Many entrepreneurs I know don’t realize that the language they learned in the corporate world, or even their recent MBA class, won’t get them ahead in the startup world today. Even if you have heard some of the new terms but can’t explain how, when and why they are relevant to your startup, you may be in jeopardy. As a reality check, try this quick test of your entrepreneurial savvy.
See how many of the following “new” entrepreneurial concepts you recognize and can explain in terms of impact and value to your startup. See how many you have personally experienced already or are currently mentioned in your business plan:
- Crowd-sourcing equity. This is a term indicating the use of “crowd appeal” to get money from interested people on the Internet for a share of your company. For years, sites like Kickstarter have offered rewards and pre-sales for crowd investments, but real equity won’t be legalized for people other than accredited investors until sometime this year.
- Super-angels. Super-angel investors (like Mike Maples Jr.) are a new category of investors, closer to venture capitalists, who are perceived to be more sophisticated, insightful or well-connected in the startup community, particularly with respect to technology companies in Silicon Valley and other technology centers. They are also called micro-VCs.
- Minimum Viable Product (MVP). For startup new product development, this is a strategy used for fast and quantitative market testing of a product or product feature. MVP was popularized first by Eric Ries for web applications, and it suggests the minimum necessary features to allow the product to be deployed and get feedback.
- Startup accelerator. As opposed to a startup incubator, which typically deals with startups barely hatched, an accelerator focuses on a later stage startup with an existing product and proven business model looking for rapid growth. This usually involves more attention to organizational, operational and strategic challenges.
- Osmosis marketing. This concept promotes the idea that any brand’s image–and resulting success–is achieved more effectively through the osmosis of pervasive blog buzz and tweet-trending than traditional marketing methods. Osmosis marketing is the hot new term for word-of-mouth advertising.
- Social mobile web. Responsive web technology that resizes text and images to fit any screen is the norm with new websites. As tablets are replacing magazines on your coffee table and smart-phones are replacing portable computers, you need to make sure that your content is able to be viewed, shared and bought on the newest[LS3] mobile devices.

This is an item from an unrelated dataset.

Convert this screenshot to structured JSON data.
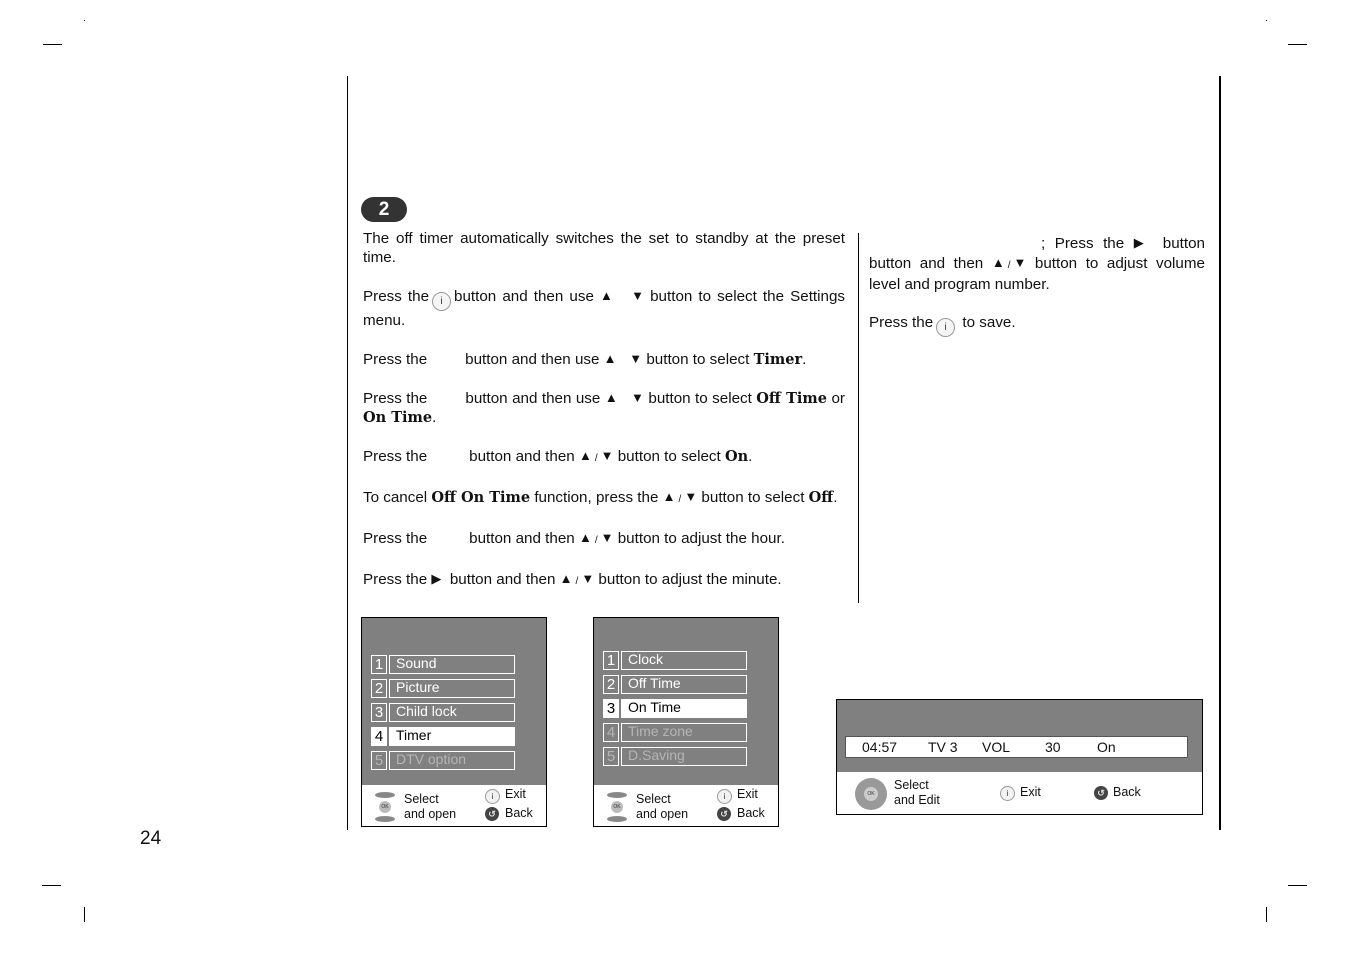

- Gamification. This is the use of game-thinking and game mechanics in business applications for marketing to enhance user engagement, accelerate revenue flow and expedite application learning. Rewards range from becoming the “mayor” of an entertainment location via FourSquare, to winning badges through a Badgeville campaign.
- Startup pivot. A pivot is a quick change of direction or strategic correction by a startup, based on customer feedback or changes in technology and the marketplace. Over time, this pivoting may lead entrepreneurs away from their original vision but not away from the common principles that drive any business.
- Ramen-profitable. This is a startup that proclaims to be cash flow positive but actually makes just enough money to cover basic living expenses, such as toilet paper, running water and instant ramen noodles for survival (which means no salary for the founders). This buys you time and credibility with investors until the big bet really starts to pay off.
- Gen-Z. This is the youngest demographic, people born after 1995, who are sought after by all new businesses. Gen-Z members have grown up in an untethered world of smart-phones, tablets and WIFI, and their perspective is both multi-cultural and global. They have never seen a world without the Internet, and they now have real spending power.
Just for fun, I’ve come up with a scoring system based on my non-scientific survey to help you rate yourself on your level of entrepreneurial business acumen. How many of the terms defined above have you personally used or explained in the context of your startup?
- 8 to 10 – Excellent startup savvy (or a Gen-Y)
- 5 to 7 – Average, keeping up with the crowd
- 2 to 4 – Wanna-be entrepreneur, struggling to catch up
- 0 or 1 – Wake up, the entrepreneur world has passed you by
The new entrepreneurial age is here–there is no going back. It’s probably the biggest source of change and innovation in business today. As entrepreneurs and business people, it behooves us all to understand and adopt changes which can improve our competitiveness and impact. Are you leading the pack or barely hanging on?